American torpedoes hit the hellship on October 24th breaking it in half. As Overbeck tells the story, he was oddly prepared. He had changed to shorts and had a life vest before he made his way into the water. After being refused rescue by a Japanese destroyer, he spied a life boat and threw off his life vest to swim to it. During the night he acquired four passengers. By morning they could no longer see anyone in the water.

Overbeck found a box with a sail floating near the life boat. Later, a keg of water was found and some hard tack ration was on board. 

1st Sgt. Calvin R. Graef, a member of 200th Coast Artillery from Silver City, New Mexico had, like Overbeck survived battle on Bataan and the Bataan Death March.

Pvt. Avery E. Wilber,  a member of the 60th Coast Artillery (AA), Battery A from Maine had also survived battle on Bataan and the Bataan Death March. 

Cpl. Donald E. Meyer, a member of the US Army Air Corp, 693 Aviation Ordnance Company, 24th Pursuit Group from California had been at Nichols Field when Japan attacked. He had suffered a depressed skull fracture and a dislocated hip during the fighting on Corregidor. Doctors at Bilibid Prison were able to repair both. [looking for links]

Pvt. Anton E. Cichy, a member of H Company of 194th Tank Battalion from Minnesota, had also survived battle on Bataan and the Bataan Death March. 

Overbeck, more civilian than Army, was the only one with sailing experience and automatically took over command. Knowing roughly where they were at the time of the sinking, being able to visualize the coast of China as running approximately north northeast in these latitudes and having a good idea of the wind direction from the rising sun, he thought it "was easy to decide" on a rough course which would take us to China.

They made it the 250 miles in two and one-half days by following the stars. A Chinese junk rescued the and first took them to Kitchioh [Jieshi] a town in  Lufeng, Shanwei Municipality, Guangdong midway between Hong Kong and Shantou [Swatow] and then up the coast to Hoifung.
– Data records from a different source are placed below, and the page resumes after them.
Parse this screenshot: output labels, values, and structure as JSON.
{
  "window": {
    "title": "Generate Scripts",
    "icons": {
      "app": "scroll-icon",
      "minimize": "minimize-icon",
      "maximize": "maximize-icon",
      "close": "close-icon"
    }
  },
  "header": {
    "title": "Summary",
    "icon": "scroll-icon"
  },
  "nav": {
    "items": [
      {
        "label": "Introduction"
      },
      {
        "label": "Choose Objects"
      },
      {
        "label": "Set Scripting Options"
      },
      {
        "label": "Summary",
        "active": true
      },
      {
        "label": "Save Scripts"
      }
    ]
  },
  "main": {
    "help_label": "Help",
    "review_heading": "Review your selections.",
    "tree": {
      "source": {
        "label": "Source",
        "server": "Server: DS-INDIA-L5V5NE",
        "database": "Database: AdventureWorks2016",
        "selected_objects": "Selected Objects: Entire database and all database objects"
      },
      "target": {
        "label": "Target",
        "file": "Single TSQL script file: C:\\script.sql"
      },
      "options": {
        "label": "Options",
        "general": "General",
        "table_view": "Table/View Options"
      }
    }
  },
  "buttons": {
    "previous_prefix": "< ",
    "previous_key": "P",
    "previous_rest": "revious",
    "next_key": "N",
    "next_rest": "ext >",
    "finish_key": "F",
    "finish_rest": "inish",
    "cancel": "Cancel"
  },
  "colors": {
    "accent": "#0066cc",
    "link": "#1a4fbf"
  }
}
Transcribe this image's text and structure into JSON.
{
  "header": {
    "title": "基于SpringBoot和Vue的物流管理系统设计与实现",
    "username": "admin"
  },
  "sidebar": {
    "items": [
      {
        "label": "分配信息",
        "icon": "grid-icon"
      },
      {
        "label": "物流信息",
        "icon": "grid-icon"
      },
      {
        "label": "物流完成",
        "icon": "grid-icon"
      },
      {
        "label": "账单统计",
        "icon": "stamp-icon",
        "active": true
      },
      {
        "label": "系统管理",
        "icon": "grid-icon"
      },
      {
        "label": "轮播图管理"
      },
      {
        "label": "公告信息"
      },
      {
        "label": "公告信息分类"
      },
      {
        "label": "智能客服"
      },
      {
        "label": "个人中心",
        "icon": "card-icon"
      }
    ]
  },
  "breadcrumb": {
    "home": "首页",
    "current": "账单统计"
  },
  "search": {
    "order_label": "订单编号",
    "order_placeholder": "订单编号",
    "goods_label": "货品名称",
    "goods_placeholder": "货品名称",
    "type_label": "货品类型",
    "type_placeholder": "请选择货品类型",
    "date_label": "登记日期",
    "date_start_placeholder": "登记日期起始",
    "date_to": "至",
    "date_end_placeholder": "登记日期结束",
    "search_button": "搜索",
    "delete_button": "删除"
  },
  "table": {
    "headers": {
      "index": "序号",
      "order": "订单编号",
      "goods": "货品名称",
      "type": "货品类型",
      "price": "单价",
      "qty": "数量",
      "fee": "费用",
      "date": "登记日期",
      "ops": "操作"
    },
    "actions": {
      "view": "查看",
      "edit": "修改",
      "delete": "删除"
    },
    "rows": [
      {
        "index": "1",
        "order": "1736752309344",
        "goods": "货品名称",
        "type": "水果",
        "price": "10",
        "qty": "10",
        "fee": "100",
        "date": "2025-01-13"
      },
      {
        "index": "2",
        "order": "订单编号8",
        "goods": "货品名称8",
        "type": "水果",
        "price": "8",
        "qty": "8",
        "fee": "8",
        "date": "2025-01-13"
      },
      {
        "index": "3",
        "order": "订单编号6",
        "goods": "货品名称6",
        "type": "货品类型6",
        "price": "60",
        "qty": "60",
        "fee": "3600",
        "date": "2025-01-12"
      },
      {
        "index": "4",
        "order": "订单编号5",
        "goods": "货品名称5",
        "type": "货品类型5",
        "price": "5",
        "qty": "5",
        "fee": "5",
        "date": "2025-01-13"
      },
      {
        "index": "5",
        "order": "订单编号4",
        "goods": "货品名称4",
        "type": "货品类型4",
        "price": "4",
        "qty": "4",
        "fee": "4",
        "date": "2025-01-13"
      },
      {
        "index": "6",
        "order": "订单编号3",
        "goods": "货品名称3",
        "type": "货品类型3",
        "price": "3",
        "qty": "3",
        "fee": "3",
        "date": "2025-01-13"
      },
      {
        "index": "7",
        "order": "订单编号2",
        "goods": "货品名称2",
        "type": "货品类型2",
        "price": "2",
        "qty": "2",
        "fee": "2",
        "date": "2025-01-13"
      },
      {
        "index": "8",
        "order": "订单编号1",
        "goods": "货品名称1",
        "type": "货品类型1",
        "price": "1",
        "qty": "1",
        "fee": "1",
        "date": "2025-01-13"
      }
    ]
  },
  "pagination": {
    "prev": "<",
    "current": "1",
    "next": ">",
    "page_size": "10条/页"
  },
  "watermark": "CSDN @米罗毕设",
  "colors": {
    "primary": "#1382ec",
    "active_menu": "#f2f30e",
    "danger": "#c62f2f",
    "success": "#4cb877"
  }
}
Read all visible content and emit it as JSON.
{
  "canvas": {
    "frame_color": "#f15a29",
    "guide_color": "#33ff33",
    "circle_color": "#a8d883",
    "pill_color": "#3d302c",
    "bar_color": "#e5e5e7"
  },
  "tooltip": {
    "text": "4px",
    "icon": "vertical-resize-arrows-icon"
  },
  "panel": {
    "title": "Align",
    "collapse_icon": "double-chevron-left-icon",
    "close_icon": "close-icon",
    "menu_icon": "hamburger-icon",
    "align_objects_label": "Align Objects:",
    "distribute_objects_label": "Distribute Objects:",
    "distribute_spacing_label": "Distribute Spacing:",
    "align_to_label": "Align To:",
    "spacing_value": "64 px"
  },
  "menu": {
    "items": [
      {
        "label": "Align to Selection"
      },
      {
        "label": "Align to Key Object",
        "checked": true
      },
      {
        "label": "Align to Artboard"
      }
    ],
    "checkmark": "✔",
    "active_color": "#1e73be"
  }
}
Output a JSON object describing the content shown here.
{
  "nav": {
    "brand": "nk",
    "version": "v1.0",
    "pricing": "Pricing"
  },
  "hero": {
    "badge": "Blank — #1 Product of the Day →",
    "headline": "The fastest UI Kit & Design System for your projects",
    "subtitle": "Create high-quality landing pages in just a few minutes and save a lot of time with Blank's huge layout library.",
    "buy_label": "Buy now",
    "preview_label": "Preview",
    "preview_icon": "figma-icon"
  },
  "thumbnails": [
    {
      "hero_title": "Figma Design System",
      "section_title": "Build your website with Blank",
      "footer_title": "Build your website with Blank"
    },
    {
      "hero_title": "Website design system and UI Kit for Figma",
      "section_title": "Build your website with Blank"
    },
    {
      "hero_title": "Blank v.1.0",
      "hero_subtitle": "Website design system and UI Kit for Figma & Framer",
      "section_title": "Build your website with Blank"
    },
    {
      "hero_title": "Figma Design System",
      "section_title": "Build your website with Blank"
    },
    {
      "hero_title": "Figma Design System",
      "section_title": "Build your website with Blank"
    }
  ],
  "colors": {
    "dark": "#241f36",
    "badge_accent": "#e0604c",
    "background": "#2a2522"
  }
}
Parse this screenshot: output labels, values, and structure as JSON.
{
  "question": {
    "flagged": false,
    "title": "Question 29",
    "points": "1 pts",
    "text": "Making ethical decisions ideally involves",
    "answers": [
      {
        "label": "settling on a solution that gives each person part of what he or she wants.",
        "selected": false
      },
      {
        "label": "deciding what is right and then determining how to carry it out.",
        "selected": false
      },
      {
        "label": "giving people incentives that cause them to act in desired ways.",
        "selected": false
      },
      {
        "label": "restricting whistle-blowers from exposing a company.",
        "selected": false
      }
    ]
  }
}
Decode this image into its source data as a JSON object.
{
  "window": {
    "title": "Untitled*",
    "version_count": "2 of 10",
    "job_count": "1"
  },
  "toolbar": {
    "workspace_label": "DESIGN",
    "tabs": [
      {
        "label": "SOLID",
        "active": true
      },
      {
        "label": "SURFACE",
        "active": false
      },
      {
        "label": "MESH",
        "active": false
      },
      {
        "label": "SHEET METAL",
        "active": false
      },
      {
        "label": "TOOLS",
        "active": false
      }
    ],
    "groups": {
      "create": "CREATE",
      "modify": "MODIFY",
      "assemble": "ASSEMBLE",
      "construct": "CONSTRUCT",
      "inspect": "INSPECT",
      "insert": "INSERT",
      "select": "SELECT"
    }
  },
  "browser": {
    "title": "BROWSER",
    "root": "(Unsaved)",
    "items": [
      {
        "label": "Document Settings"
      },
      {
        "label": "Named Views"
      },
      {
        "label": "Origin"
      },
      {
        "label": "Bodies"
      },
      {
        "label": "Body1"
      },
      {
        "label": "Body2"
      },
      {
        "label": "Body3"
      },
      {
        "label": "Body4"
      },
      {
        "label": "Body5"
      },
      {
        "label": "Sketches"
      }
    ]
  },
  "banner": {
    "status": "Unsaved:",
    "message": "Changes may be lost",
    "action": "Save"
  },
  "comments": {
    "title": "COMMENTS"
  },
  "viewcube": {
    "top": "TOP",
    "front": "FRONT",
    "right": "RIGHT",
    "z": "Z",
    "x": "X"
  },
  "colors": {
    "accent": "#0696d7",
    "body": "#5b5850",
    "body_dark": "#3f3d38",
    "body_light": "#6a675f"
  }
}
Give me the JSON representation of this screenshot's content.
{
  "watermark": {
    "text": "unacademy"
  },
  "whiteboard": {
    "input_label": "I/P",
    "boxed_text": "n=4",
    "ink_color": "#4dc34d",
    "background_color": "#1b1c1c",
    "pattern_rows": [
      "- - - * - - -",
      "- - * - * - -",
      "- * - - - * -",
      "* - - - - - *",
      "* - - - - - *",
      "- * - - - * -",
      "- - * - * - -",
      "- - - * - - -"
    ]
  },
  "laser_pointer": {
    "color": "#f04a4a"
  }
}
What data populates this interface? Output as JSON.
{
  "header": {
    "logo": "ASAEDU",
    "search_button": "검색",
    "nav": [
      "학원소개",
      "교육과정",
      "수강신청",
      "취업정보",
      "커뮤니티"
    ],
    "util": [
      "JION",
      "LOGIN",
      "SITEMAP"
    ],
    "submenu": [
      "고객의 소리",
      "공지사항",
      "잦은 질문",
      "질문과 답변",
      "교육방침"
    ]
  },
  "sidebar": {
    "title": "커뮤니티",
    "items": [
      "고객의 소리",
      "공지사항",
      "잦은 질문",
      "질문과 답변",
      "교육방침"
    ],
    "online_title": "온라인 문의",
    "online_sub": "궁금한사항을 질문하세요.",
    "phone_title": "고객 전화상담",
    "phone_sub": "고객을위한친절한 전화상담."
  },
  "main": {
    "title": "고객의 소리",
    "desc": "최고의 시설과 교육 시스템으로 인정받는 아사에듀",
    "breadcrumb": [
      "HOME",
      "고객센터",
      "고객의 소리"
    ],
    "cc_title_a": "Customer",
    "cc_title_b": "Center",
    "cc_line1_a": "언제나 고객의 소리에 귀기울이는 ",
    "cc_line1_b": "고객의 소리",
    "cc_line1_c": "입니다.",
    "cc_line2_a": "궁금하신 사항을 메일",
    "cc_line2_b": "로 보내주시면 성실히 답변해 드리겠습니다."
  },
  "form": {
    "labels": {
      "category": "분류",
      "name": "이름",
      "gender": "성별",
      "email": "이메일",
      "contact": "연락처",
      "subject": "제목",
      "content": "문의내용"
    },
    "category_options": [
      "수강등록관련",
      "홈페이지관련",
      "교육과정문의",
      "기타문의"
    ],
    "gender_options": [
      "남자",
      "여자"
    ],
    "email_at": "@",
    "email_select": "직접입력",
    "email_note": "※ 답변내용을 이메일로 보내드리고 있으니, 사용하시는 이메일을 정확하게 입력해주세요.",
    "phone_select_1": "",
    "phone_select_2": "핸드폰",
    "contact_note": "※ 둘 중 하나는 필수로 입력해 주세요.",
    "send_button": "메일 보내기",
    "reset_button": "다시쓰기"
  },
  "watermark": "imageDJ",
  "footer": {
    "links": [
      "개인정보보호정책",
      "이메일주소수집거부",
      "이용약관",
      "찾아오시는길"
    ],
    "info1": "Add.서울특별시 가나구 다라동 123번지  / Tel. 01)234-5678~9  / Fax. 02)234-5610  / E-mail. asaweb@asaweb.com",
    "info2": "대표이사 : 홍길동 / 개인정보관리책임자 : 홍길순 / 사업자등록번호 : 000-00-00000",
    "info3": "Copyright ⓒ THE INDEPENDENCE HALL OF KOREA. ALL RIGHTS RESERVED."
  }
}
The journey then continued to the interior to Hingning-a refugee town right out of a Star Wars movie. The former POWs were treated like royalty by the Chinese in every village they entered. For 12 days the five survivors were transported about 600 miles by foot, truck, bicycle and plane to Kunming airfield, base of the 14th Air Force and the former Flying Tigers. On November 28, 1944 they started their flight aboard a C47 back to the USA. 

Arisan Maru: America's Worst Naval Tragedy - Paperback – March 18, 2019 by Don Treichler
The Last Voyage of the Arisan Maru - Paperback - June 30, 2008 by Dale Wilber
Ride the Waves to Freedom: Calvin Graef's Survival Story of the Bataan Death March and His Escape From a Sinking Hellship  - Paperback - 1999 by Melissa Masterson